> [EXERCISE INSTRUCTIONS]:
In the entries below, every line that contains "Willis" must be located and copied.

Data records for software interfaces
-----
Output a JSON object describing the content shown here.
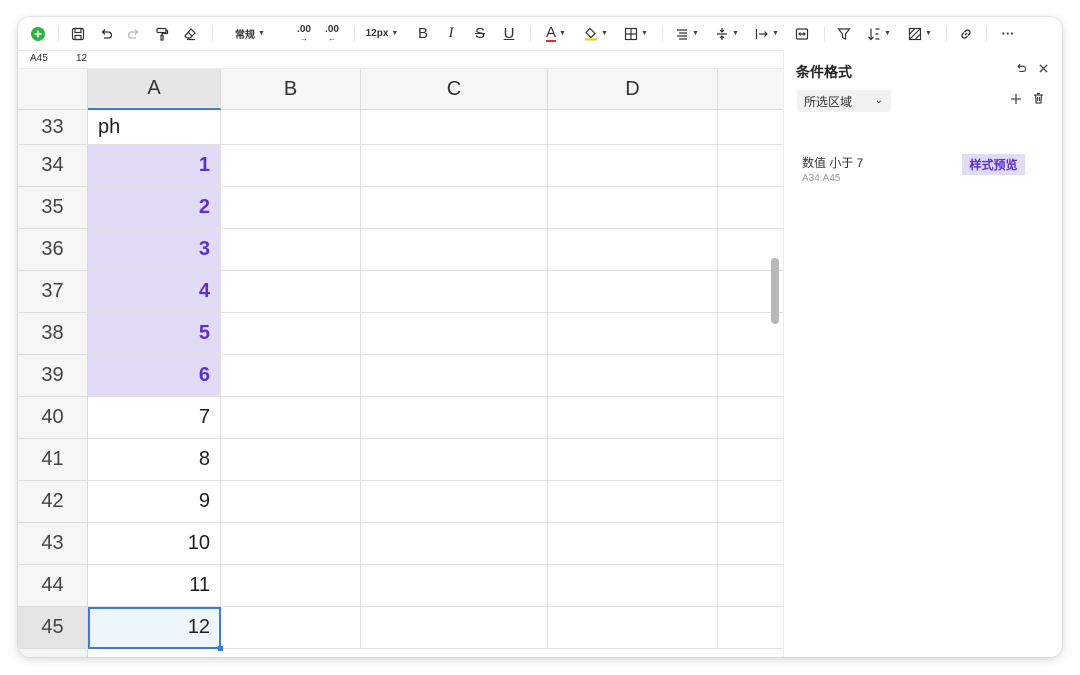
{
  "toolbar": {
    "number_format": "常规",
    "font_size": "12px",
    "decimal_increase": ".00",
    "decimal_decrease": ".00",
    "bold": "B",
    "italic": "I",
    "strike": "S",
    "underline": "U",
    "font_color_letter": "A",
    "more": "···"
  },
  "formula_bar": {
    "cell_ref": "A45",
    "value": "12"
  },
  "grid": {
    "columns": [
      "A",
      "B",
      "C",
      "D"
    ],
    "rows": [
      {
        "num": "33",
        "a": "ph",
        "type": "text"
      },
      {
        "num": "34",
        "a": "1",
        "type": "hl"
      },
      {
        "num": "35",
        "a": "2",
        "type": "hl"
      },
      {
        "num": "36",
        "a": "3",
        "type": "hl"
      },
      {
        "num": "37",
        "a": "4",
        "type": "hl"
      },
      {
        "num": "38",
        "a": "5",
        "type": "hl"
      },
      {
        "num": "39",
        "a": "6",
        "type": "hl"
      },
      {
        "num": "40",
        "a": "7",
        "type": "num"
      },
      {
        "num": "41",
        "a": "8",
        "type": "num"
      },
      {
        "num": "42",
        "a": "9",
        "type": "num"
      },
      {
        "num": "43",
        "a": "10",
        "type": "num"
      },
      {
        "num": "44",
        "a": "11",
        "type": "num"
      },
      {
        "num": "45",
        "a": "12",
        "type": "sel"
      }
    ]
  },
  "panel": {
    "title": "条件格式",
    "scope_label": "所选区域",
    "rule": {
      "description": "数值 小于 7",
      "range": "A34:A45",
      "preview_label": "样式预览"
    }
  },
  "colors": {
    "highlight_bg": "#e2dbf5",
    "highlight_text": "#5b2fd0",
    "selection": "#3a7bd5"
  }
}
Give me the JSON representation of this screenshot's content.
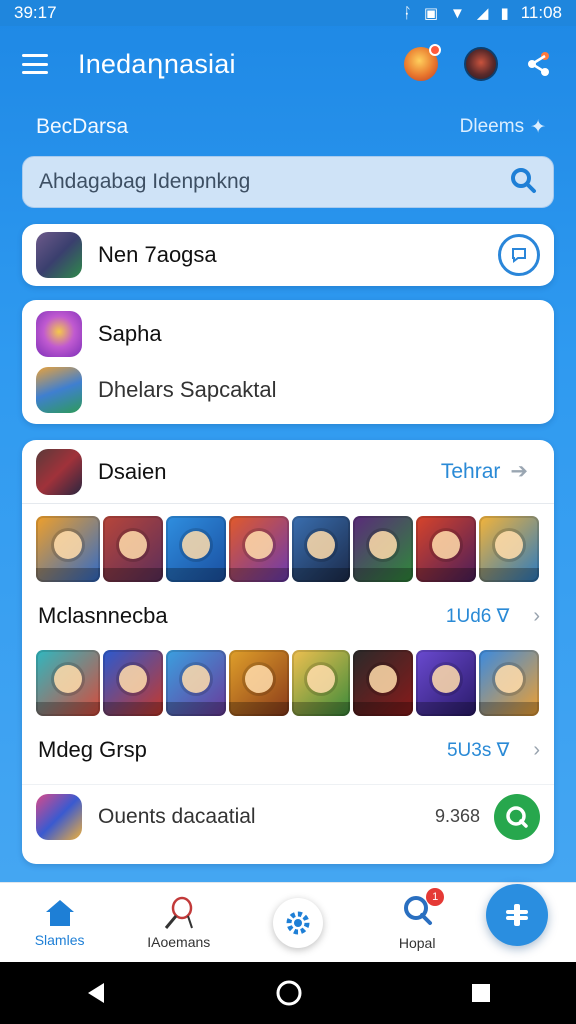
{
  "status_bar": {
    "time": "39:17",
    "clock": "11:08"
  },
  "app_bar": {
    "title": "Inedaղnasiai"
  },
  "section": {
    "title": "BecDarsa",
    "link": "Dleems"
  },
  "search": {
    "placeholder": "Ahdagabag Idenpnkng"
  },
  "card1": {
    "label": "Nen 7aogsa"
  },
  "card2": {
    "item1": "Sapha",
    "item2": "Dhelars Sapcaktal"
  },
  "card3": {
    "header_label": "Dsaien",
    "header_link": "Tehrar",
    "row1_title": "Mclasnnecba",
    "row1_meta": "1Ud6 ∇",
    "row2_title": "Mdeg Grsp",
    "row2_meta": "5U3s ∇",
    "bottom_label": "Ouents dacaatial",
    "bottom_count": "9.368"
  },
  "nav": {
    "item1": "Slamles",
    "item2": "IAoemans",
    "item4": "Hopal",
    "badge": "1"
  },
  "colors": {
    "primary": "#1e88e5",
    "accent_green": "#27a74d",
    "link_blue": "#2a8ad6"
  },
  "icons": [
    "menu-icon",
    "share-icon",
    "search-icon",
    "chat-icon",
    "home-icon",
    "badminton-icon",
    "gear-icon",
    "trophy-icon",
    "plus-icon"
  ]
}
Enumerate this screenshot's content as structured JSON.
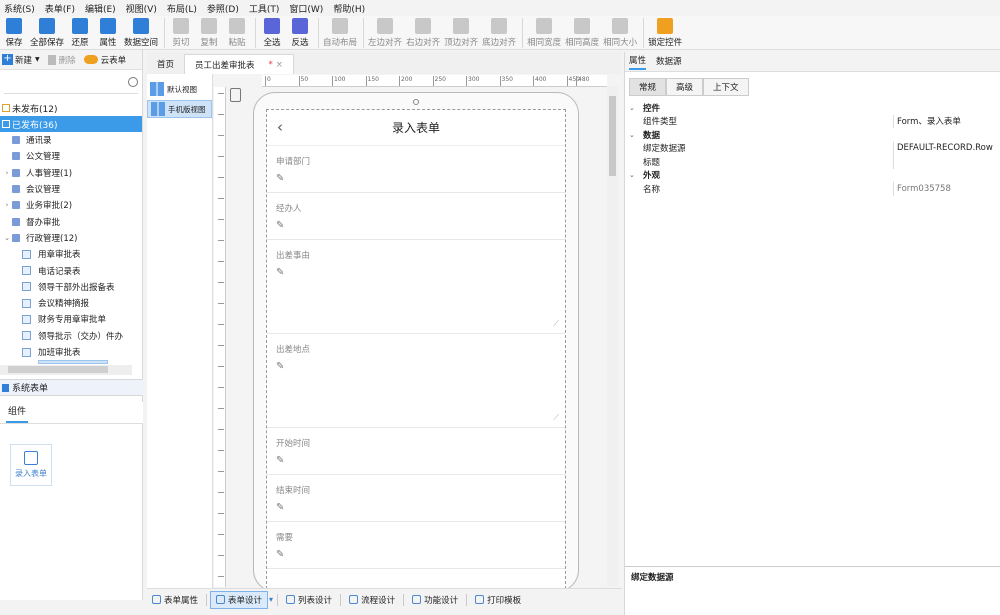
{
  "menu": [
    "系统(S)",
    "表单(F)",
    "编辑(E)",
    "视图(V)",
    "布局(L)",
    "参照(D)",
    "工具(T)",
    "窗口(W)",
    "帮助(H)"
  ],
  "toolbar": [
    {
      "label": "保存",
      "icon": "save-icon",
      "enabled": true,
      "color": "#2f7fd8"
    },
    {
      "label": "全部保存",
      "icon": "save-all-icon",
      "enabled": true,
      "color": "#2f7fd8"
    },
    {
      "label": "还原",
      "icon": "undo-icon",
      "enabled": true,
      "color": "#2f7fd8"
    },
    {
      "label": "属性",
      "icon": "info-icon",
      "enabled": true,
      "color": "#2f7fd8"
    },
    {
      "label": "数据空间",
      "icon": "map-icon",
      "enabled": true,
      "color": "#2f7fd8"
    },
    {
      "label": "剪切",
      "icon": "cut-icon",
      "enabled": false
    },
    {
      "label": "复制",
      "icon": "copy-icon",
      "enabled": false
    },
    {
      "label": "粘贴",
      "icon": "paste-icon",
      "enabled": false
    },
    {
      "label": "全选",
      "icon": "select-all-icon",
      "enabled": true,
      "color": "#5a66d8"
    },
    {
      "label": "反选",
      "icon": "invert-select-icon",
      "enabled": true,
      "color": "#5a66d8"
    },
    {
      "label": "自动布局",
      "icon": "auto-layout-icon",
      "enabled": false
    },
    {
      "label": "左边对齐",
      "icon": "align-left-icon",
      "enabled": false
    },
    {
      "label": "右边对齐",
      "icon": "align-right-icon",
      "enabled": false
    },
    {
      "label": "顶边对齐",
      "icon": "align-top-icon",
      "enabled": false
    },
    {
      "label": "底边对齐",
      "icon": "align-bottom-icon",
      "enabled": false
    },
    {
      "label": "相同宽度",
      "icon": "same-width-icon",
      "enabled": false
    },
    {
      "label": "相同高度",
      "icon": "same-height-icon",
      "enabled": false
    },
    {
      "label": "相同大小",
      "icon": "same-size-icon",
      "enabled": false
    },
    {
      "label": "锁定控件",
      "icon": "lock-icon",
      "enabled": true,
      "color": "#f0a020"
    }
  ],
  "left_panel": {
    "new_label": "新建",
    "delete_label": "删除",
    "cloud_label": "云表单",
    "unpublished": "未发布(12)",
    "published": "已发布(36)",
    "tree": [
      {
        "label": "通讯录",
        "type": "folder",
        "indent": 1
      },
      {
        "label": "公文管理",
        "type": "folder",
        "indent": 1
      },
      {
        "label": "人事管理(1)",
        "type": "folder",
        "indent": 1,
        "toggle": "›"
      },
      {
        "label": "会议管理",
        "type": "folder",
        "indent": 1
      },
      {
        "label": "业务审批(2)",
        "type": "folder",
        "indent": 1,
        "toggle": "›"
      },
      {
        "label": "督办审批",
        "type": "folder",
        "indent": 1
      },
      {
        "label": "行政管理(12)",
        "type": "folder",
        "indent": 1,
        "toggle": "⌄"
      },
      {
        "label": "用章审批表",
        "type": "doc",
        "indent": 2
      },
      {
        "label": "电话记录表",
        "type": "doc",
        "indent": 2
      },
      {
        "label": "领导干部外出报备表",
        "type": "doc",
        "indent": 2
      },
      {
        "label": "会议精神摘报",
        "type": "doc",
        "indent": 2
      },
      {
        "label": "财务专用章审批单",
        "type": "doc",
        "indent": 2
      },
      {
        "label": "领导批示（交办）件办",
        "type": "doc",
        "indent": 2
      },
      {
        "label": "加班审批表",
        "type": "doc",
        "indent": 2
      }
    ],
    "system_forms": "系统表单",
    "components_tab": "组件",
    "component_card": "录入表单"
  },
  "doc_tabs": [
    "首页",
    "员工出差审批表"
  ],
  "views": [
    "默认视图",
    "手机版视图"
  ],
  "form": {
    "title": "录入表单",
    "fields": [
      {
        "label": "申请部门",
        "multiline": false
      },
      {
        "label": "经办人",
        "multiline": false
      },
      {
        "label": "出差事由",
        "multiline": true
      },
      {
        "label": "出差地点",
        "multiline": true
      },
      {
        "label": "开始时间",
        "multiline": false
      },
      {
        "label": "结束时间",
        "multiline": false
      },
      {
        "label": "需要",
        "multiline": false
      }
    ]
  },
  "ruler_ticks": [
    "0",
    "50",
    "100",
    "150",
    "200",
    "250",
    "300",
    "350",
    "400",
    "450",
    "480"
  ],
  "bottom_tabs": [
    "表单属性",
    "表单设计",
    "列表设计",
    "流程设计",
    "功能设计",
    "打印模板"
  ],
  "right_panel": {
    "tabs": [
      "属性",
      "数据源"
    ],
    "subtabs": [
      "常规",
      "高级",
      "上下文"
    ],
    "categories": [
      {
        "name": "控件",
        "rows": [
          {
            "k": "组件类型",
            "v": "Form、录入表单"
          }
        ]
      },
      {
        "name": "数据",
        "rows": [
          {
            "k": "绑定数据源",
            "v": "DEFAULT-RECORD.Row"
          },
          {
            "k": "标题",
            "v": ""
          }
        ]
      },
      {
        "name": "外观",
        "rows": [
          {
            "k": "名称",
            "v": "Form035758"
          }
        ]
      }
    ],
    "description_title": "绑定数据源"
  }
}
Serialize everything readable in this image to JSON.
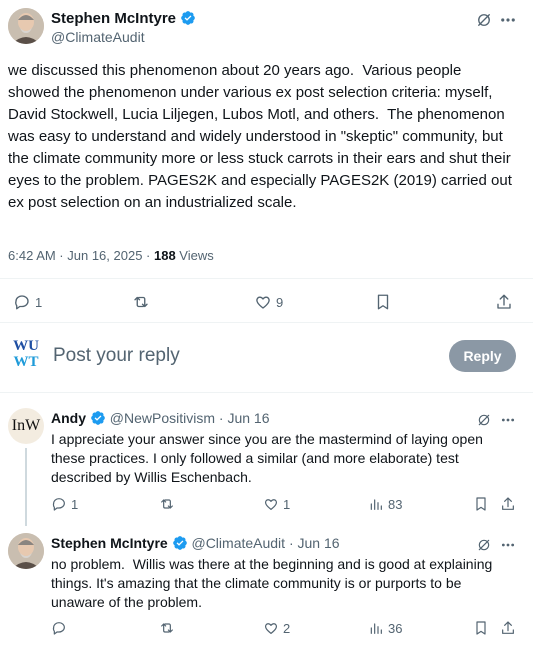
{
  "main_tweet": {
    "author_name": "Stephen McIntyre",
    "handle": "@ClimateAudit",
    "text": "we discussed this phenomenon about 20 years ago.  Various people showed the phenomenon under various ex post selection criteria: myself, David Stockwell, Lucia Liljegen, Lubos Motl, and others.  The phenomenon was easy to understand and widely understood in \"skeptic\" community, but the climate community more or less stuck carrots in their ears and shut their eyes to the problem. PAGES2K and especially PAGES2K (2019) carried out ex post selection on an industrialized scale.",
    "timestamp": "6:42 AM · Jun 16, 2025 · ",
    "views_count": "188",
    "views_label": " Views",
    "replies": "1",
    "retweets": "",
    "likes": "9"
  },
  "reply_box": {
    "avatar_text_top": "WU",
    "avatar_text_bottom": "WT",
    "placeholder": "Post your reply",
    "button": "Reply"
  },
  "replies": [
    {
      "avatar_text": "InW",
      "author_name": "Andy",
      "handle": "@NewPositivism",
      "date": " · Jun 16",
      "text": "I appreciate your answer since you are the mastermind of laying open these practices. I only followed a similar (and more elaborate) test described by Willis Eschenbach.",
      "replies": "1",
      "retweets": "",
      "likes": "1",
      "views": "83"
    },
    {
      "author_name": "Stephen McIntyre",
      "handle": "@ClimateAudit",
      "date": " · Jun 16",
      "text": "no problem.  Willis was there at the beginning and is good at explaining things. It's amazing that the climate community is or purports to be unaware of the problem.",
      "replies": "",
      "retweets": "",
      "likes": "2",
      "views": "36"
    }
  ],
  "colors": {
    "verified": "#1d9bf0",
    "text": "#0f1419",
    "muted": "#536471",
    "reply_button_bg": "#8b98a5",
    "logo_blue": "#1f4fa3"
  }
}
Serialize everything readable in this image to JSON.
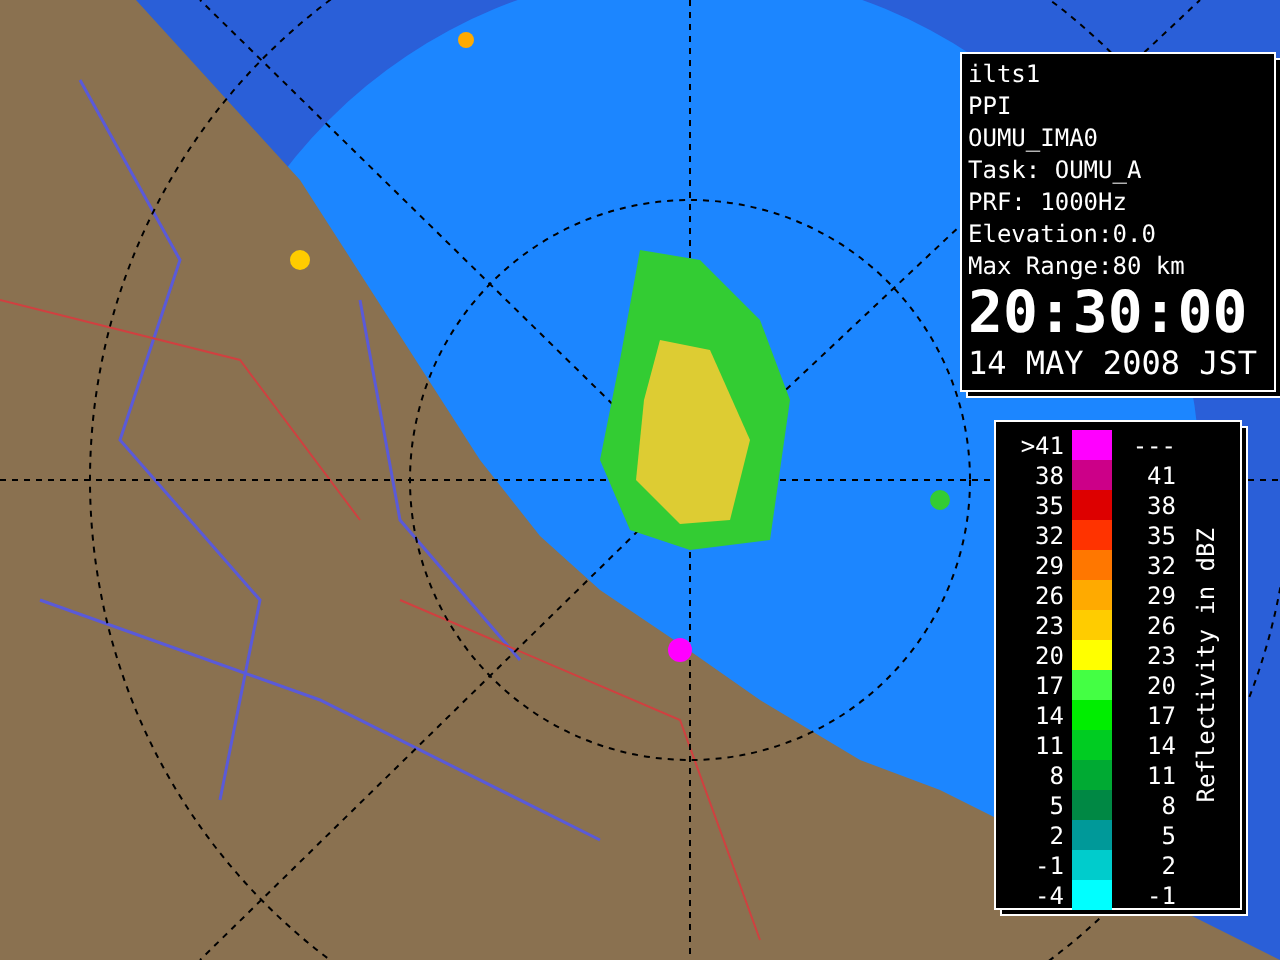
{
  "info_panel": {
    "lines": [
      "ilts1",
      "PPI",
      "OUMU_IMA0",
      "Task: OUMU_A",
      "PRF: 1000Hz",
      "Elevation:0.0",
      "Max Range:80 km"
    ],
    "time": "20:30:00",
    "date": "14 MAY 2008 JST"
  },
  "legend": {
    "title": "Reflectivity in dBZ",
    "rows": [
      {
        "low": ">41",
        "high": "---",
        "color": "#ff00ff"
      },
      {
        "low": "38",
        "high": "41",
        "color": "#cc0088"
      },
      {
        "low": "35",
        "high": "38",
        "color": "#dd0000"
      },
      {
        "low": "32",
        "high": "35",
        "color": "#ff3300"
      },
      {
        "low": "29",
        "high": "32",
        "color": "#ff7700"
      },
      {
        "low": "26",
        "high": "29",
        "color": "#ffaa00"
      },
      {
        "low": "23",
        "high": "26",
        "color": "#ffcc00"
      },
      {
        "low": "20",
        "high": "23",
        "color": "#ffff00"
      },
      {
        "low": "17",
        "high": "20",
        "color": "#44ff44"
      },
      {
        "low": "14",
        "high": "17",
        "color": "#00ee00"
      },
      {
        "low": "11",
        "high": "14",
        "color": "#00cc22"
      },
      {
        "low": "8",
        "high": "11",
        "color": "#00aa33"
      },
      {
        "low": "5",
        "high": "8",
        "color": "#008844"
      },
      {
        "low": "2",
        "high": "5",
        "color": "#009999"
      },
      {
        "low": "-1",
        "high": "2",
        "color": "#00cccc"
      },
      {
        "low": "-4",
        "high": "-1",
        "color": "#00ffff"
      }
    ]
  }
}
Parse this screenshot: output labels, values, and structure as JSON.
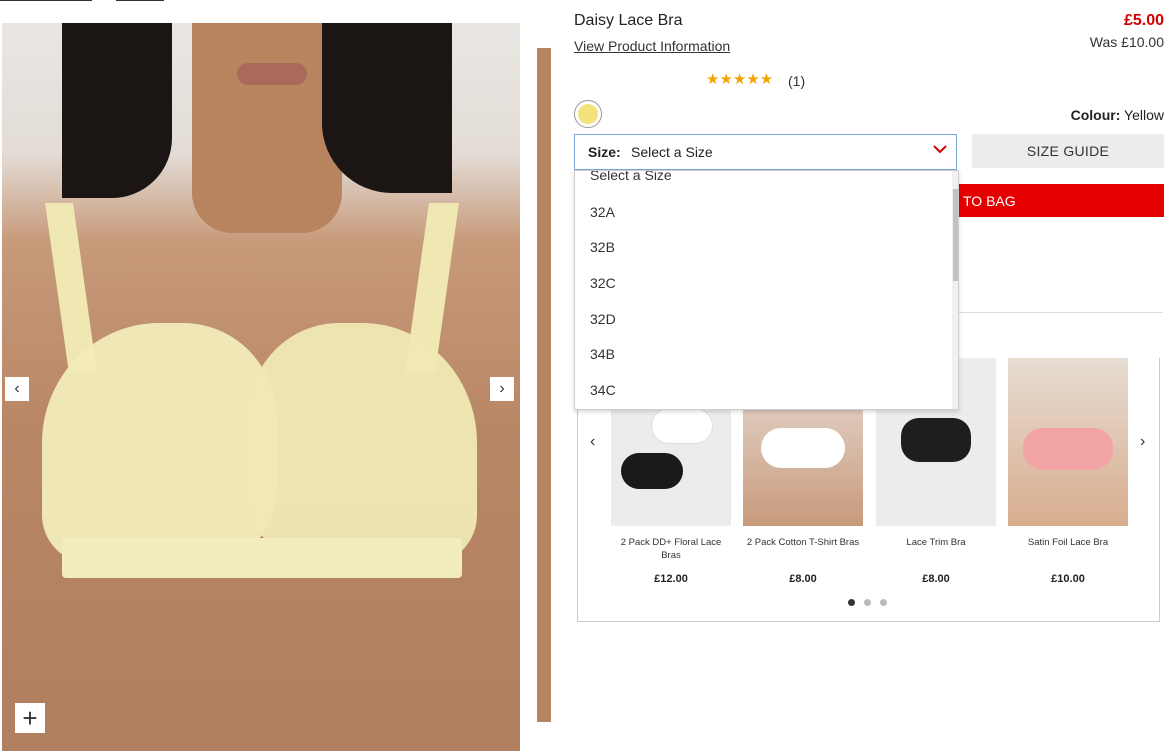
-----
> [SOLUTION TO THIS PROBLEM]:
      "text": "I appreciate your answer since you are the mastermind of laying open these practices. I only followed a similar (and more elaborate) test described by Willis Eschenbach.",
      "text": "no problem.  Willis was there at the beginning and is good at explaining things. It's amazing that the climate community is or purports to be unaware of the problem.",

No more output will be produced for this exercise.